Produced at Saint Lucia Distillers in… Saint Lucia, Admiral Rodney commemorates Admiral George B. Rodney who was considered a brilliant naval strategist, among other things. He protected the British Caribbean colonies from the French in 1782 at the Battle of the Saints, where “he broke the French line”. You can find the full story on their website.
The Admiral Rodney line is described as “Super Premium” on the St. Lucia Distillers website and the packaging definitely gives off that vibe. Unlike Chairman’s Reserve, their flagship line of rums, Admiral Rodney is completely column still distilled – traditional double Coffey still to be more precise.
This bottling is the first one from the Officer’s Release series, with a limited number of 4200 bottles, and was launched on The Whisky Exchange website. To make it interesting, if you buy a bottle until the 12th of July you can get a chance to win the complete set of St. Lucia 1931 rums, which is no small prize – more details here.

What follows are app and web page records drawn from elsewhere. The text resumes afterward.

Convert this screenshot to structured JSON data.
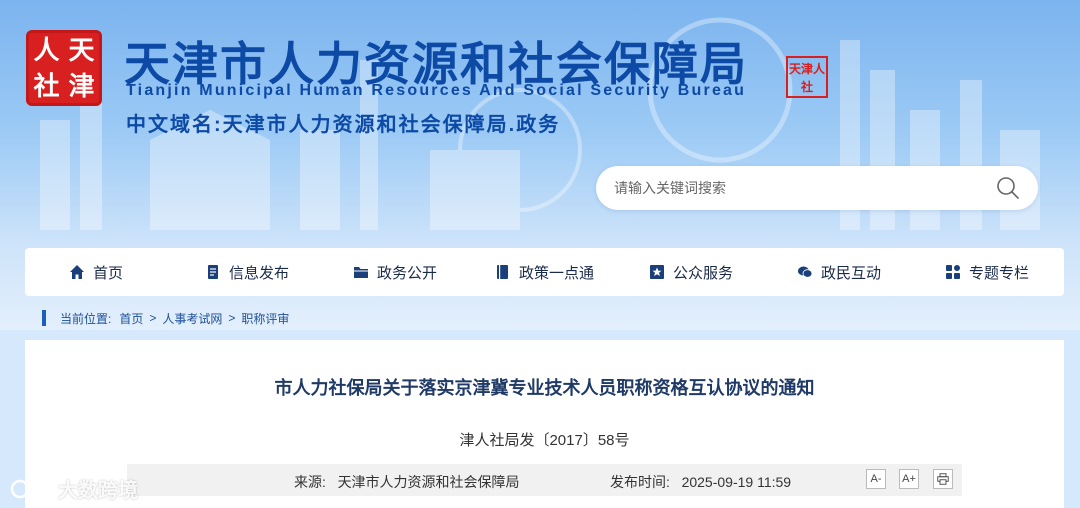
{
  "header": {
    "seal_chars": [
      "人",
      "天",
      "社",
      "津"
    ],
    "title_cn": "天津市人力资源和社会保障局",
    "title_en": "Tianjin Municipal Human Resources And Social Security Bureau",
    "domain_label": "中文域名:天津市人力资源和社会保障局.政务",
    "small_seal": "天津人社"
  },
  "search": {
    "placeholder": "请输入关键词搜索",
    "icon": "search-icon"
  },
  "nav": {
    "items": [
      {
        "label": "首页",
        "icon": "home-icon"
      },
      {
        "label": "信息发布",
        "icon": "document-icon"
      },
      {
        "label": "政务公开",
        "icon": "folder-icon"
      },
      {
        "label": "政策一点通",
        "icon": "book-icon"
      },
      {
        "label": "公众服务",
        "icon": "star-icon"
      },
      {
        "label": "政民互动",
        "icon": "chat-icon"
      },
      {
        "label": "专题专栏",
        "icon": "grid-icon"
      }
    ]
  },
  "breadcrumb": {
    "prefix": "当前位置:",
    "items": [
      "首页",
      "人事考试网",
      "职称评审"
    ],
    "separator": ">"
  },
  "article": {
    "title": "市人力社保局关于落实京津冀专业技术人员职称资格互认协议的通知",
    "doc_number": "津人社局发〔2017〕58号",
    "source_label": "来源:",
    "source": "天津市人力资源和社会保障局",
    "date_label": "发布时间:",
    "date": "2025-09-19 11:59",
    "font_decrease": "A-",
    "font_increase": "A+",
    "print_icon": "print-icon"
  },
  "watermark": {
    "text": "大数跨境"
  },
  "colors": {
    "brand_blue": "#0d4aa6",
    "seal_red": "#d7201f",
    "nav_text": "#1a2a4a",
    "breadcrumb": "#1d4f99"
  }
}
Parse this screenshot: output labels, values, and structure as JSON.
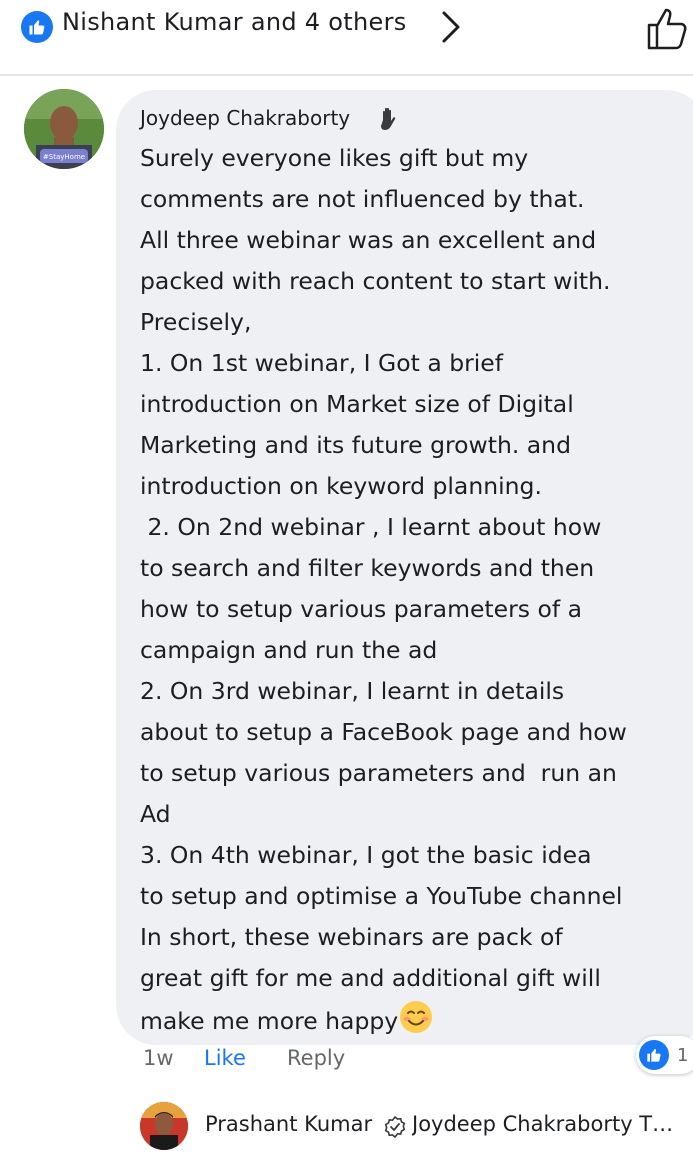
{
  "reactions": {
    "summary": "Nishant Kumar and 4 others",
    "like_icon": "like-icon",
    "chevron_icon": "chevron-right-icon",
    "thumb_icon": "thumbs-up-outline-icon"
  },
  "comment": {
    "author": "Joydeep Chakraborty",
    "author_badge_icon": "wave-hand-icon",
    "avatar_text": "#StayHome",
    "lines": [
      "Surely everyone likes gift but my",
      "comments are not influenced by that.",
      "All three webinar was an excellent and",
      "packed with reach content to start with.",
      "Precisely,",
      "1. On 1st webinar, I Got a brief",
      "introduction on Market size of Digital",
      "Marketing and its future growth. and",
      "introduction on keyword planning.",
      " 2. On 2nd webinar , I learnt about how",
      "to search and filter keywords and then",
      "how to setup various parameters of a",
      "campaign and run the ad",
      "2. On 3rd webinar, I learnt in details",
      "about to setup a FaceBook page and how",
      "to setup various parameters and  run an",
      "Ad",
      "3. On 4th webinar, I got the basic idea",
      "to setup and optimise a YouTube channel",
      "In short, these webinars are pack of",
      "great gift for me and additional gift will",
      "make me more happy"
    ],
    "emoji": "smiling-face-emoji",
    "time": "1w",
    "like_label": "Like",
    "reply_label": "Reply",
    "reaction_count": "1",
    "colors": {
      "accent": "#1877f2",
      "bubble": "#eff0f4",
      "muted": "#65676b"
    }
  },
  "reply": {
    "author": "Prashant Kumar",
    "verified_icon": "verified-badge-icon",
    "preview": "Joydeep Chakraborty Th…"
  }
}
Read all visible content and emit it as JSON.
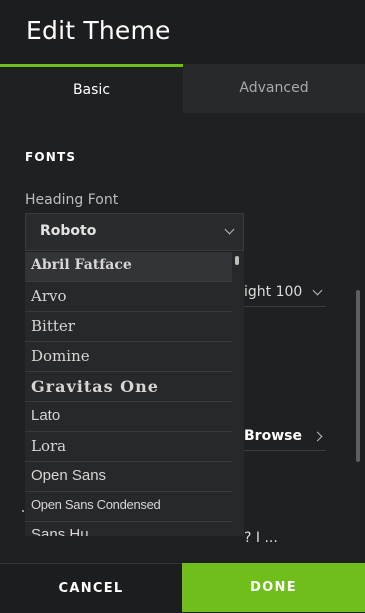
{
  "header": {
    "title": "Edit Theme"
  },
  "tabs": [
    {
      "label": "Basic",
      "active": true
    },
    {
      "label": "Advanced",
      "active": false
    }
  ],
  "fonts": {
    "section_title": "FONTS",
    "heading_font_label": "Heading Font",
    "heading_font_value": "Roboto",
    "options": [
      "Abril Fatface",
      "Arvo",
      "Bitter",
      "Domine",
      "Gravitas One",
      "Lato",
      "Lora",
      "Open Sans",
      "Open Sans Condensed",
      "Sans Hu..."
    ],
    "highlighted_option": "Abril Fatface"
  },
  "background": {
    "weight_value": "ight 100",
    "browse_label": "Browse",
    "partial_text": "? I ..."
  },
  "footer": {
    "cancel_label": "CANCEL",
    "done_label": "DONE"
  },
  "colors": {
    "accent": "#6fbe1c",
    "background": "#1f2022",
    "panel": "#27282a"
  }
}
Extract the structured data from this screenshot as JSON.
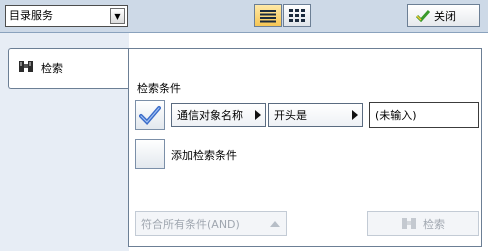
{
  "header": {
    "service_select": {
      "value": "目录服务",
      "icon": "chevron-down-icon"
    },
    "view_list_icon": "list-view-icon",
    "view_grid_icon": "grid-view-icon",
    "close_label": "关闭",
    "close_icon": "check-icon"
  },
  "sidebar": {
    "tabs": [
      {
        "label": "检索",
        "icon": "binoculars-icon",
        "selected": true
      }
    ]
  },
  "main": {
    "section_title": "检索条件",
    "condition": {
      "checked": true,
      "field_label": "通信对象名称",
      "operator_label": "开头是",
      "value": "(未输入)"
    },
    "add_condition_label": "添加检索条件",
    "match_select": "符合所有条件(AND)",
    "search_button": "检索"
  },
  "colors": {
    "topbar_bg": "#cdd9e7",
    "sidebar_bg": "#e7edf5",
    "highlight": "#f6c654",
    "checkmark": "#3b6cc9",
    "disabled_text": "#a0a7b0"
  }
}
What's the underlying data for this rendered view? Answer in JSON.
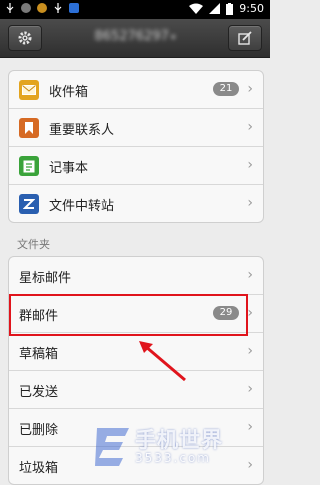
{
  "status_bar": {
    "time": "9:50",
    "icons": [
      "usb-icon",
      "app-icon",
      "app-icon",
      "usb-icon",
      "wifi-icon",
      "signal-icon",
      "battery-icon"
    ]
  },
  "header": {
    "account": "865276297",
    "left_icon": "gear-icon",
    "right_icon": "compose-icon"
  },
  "main_items": [
    {
      "label": "收件箱",
      "icon": "envelope-icon",
      "badge": "21",
      "color": "#e3a41f"
    },
    {
      "label": "重要联系人",
      "icon": "bookmark-icon",
      "badge": "",
      "color": "#d66a24"
    },
    {
      "label": "记事本",
      "icon": "note-icon",
      "badge": "",
      "color": "#3aa33a"
    },
    {
      "label": "文件中转站",
      "icon": "transfer-icon",
      "badge": "",
      "color": "#2a5fb0"
    }
  ],
  "folders_label": "文件夹",
  "folders": [
    {
      "label": "星标邮件",
      "badge": ""
    },
    {
      "label": "群邮件",
      "badge": "29"
    },
    {
      "label": "草稿箱",
      "badge": ""
    },
    {
      "label": "已发送",
      "badge": ""
    },
    {
      "label": "已删除",
      "badge": ""
    },
    {
      "label": "垃圾箱",
      "badge": ""
    }
  ],
  "watermark": {
    "text": "手机世界",
    "sub": "3533.com"
  },
  "annotation_color": "#e0141c"
}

So molasses based, column still distilled and aged for 13 years in ex-Bourbon casks then finished for 9 months in port casks, all in Saint Lucia – these details are present on the label as well which is a nice touch. Bottled at 45% ABV with my hydrometer placing it in the 0-5g/l range regarding additives so nothing to worry about.
On the nose the port influence really seems to come through. Strawberry jam, blackcurrants, red grapes, blood orange, red apples and some cranberry juice. Leather, tobacco and raisins soaked in nail varnish – in a good way. Quite woody and spicy with pink pepper and allspice. Cocoa and hints of cardamom. Only 45% ABV but the flavours are pretty intense.
On the palate it coats the mouth nicely and becomes ‘darker’ in profile. Chocolate filled with strawberry cream and some nutmeg on top. Quite a bit of orange zest to give it an edge. Tobacco again, black coffee, ripe banana, maple syrup, prunes, blackberries and walnuts. Has a stout-like note too. Becomes spicier and drier towards the end with a bit of a tannic red wine like profile. The finish is medium to long with cacao nibs and some peppermint.
While column stills can definitely make a very flavoursome spirit, it still feels like it misses a touch of oomph. Regardless it’s a very nice and easy going sip with a desert-but-no-additives flavour profile to it and quite some complexity.
My only complaint would be that it’s just a bit more expensive (£67) than Chairman’s Reserve 2005 Vintage (£60) which has that missing oomph I was talking about and it’s also more limited, but that’s probably just a case of the 2005 being too cheap more likely.
Admiral Rodney Officer’s Realeases – No. 1 (Port Cask Finish) score:
Value for money: 12/15